■ REQUIRED ACTION ■
In these records, how many lines contain "icon"? Please reply with the number only.
# # # #
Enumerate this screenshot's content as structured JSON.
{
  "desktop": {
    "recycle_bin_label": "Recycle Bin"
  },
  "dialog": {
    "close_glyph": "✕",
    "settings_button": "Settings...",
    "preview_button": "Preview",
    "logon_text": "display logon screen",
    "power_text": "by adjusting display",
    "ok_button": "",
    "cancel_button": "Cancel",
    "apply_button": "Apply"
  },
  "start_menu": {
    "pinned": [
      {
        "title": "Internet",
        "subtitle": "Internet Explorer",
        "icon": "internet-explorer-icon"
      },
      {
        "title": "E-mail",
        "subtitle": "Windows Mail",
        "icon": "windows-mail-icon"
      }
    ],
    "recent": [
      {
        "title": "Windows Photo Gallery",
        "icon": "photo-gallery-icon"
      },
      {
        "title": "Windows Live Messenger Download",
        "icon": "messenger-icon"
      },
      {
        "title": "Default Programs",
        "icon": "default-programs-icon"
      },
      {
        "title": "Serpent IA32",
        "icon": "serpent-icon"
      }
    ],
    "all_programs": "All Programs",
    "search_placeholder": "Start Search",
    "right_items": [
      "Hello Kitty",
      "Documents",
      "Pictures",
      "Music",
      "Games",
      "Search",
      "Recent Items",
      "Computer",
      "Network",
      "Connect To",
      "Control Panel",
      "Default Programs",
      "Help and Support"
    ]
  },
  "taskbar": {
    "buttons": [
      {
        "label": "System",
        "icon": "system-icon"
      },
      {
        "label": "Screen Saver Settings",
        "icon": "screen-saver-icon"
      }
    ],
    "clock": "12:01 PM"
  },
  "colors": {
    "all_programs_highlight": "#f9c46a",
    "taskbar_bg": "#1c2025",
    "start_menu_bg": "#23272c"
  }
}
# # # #
■ REPLY ■
8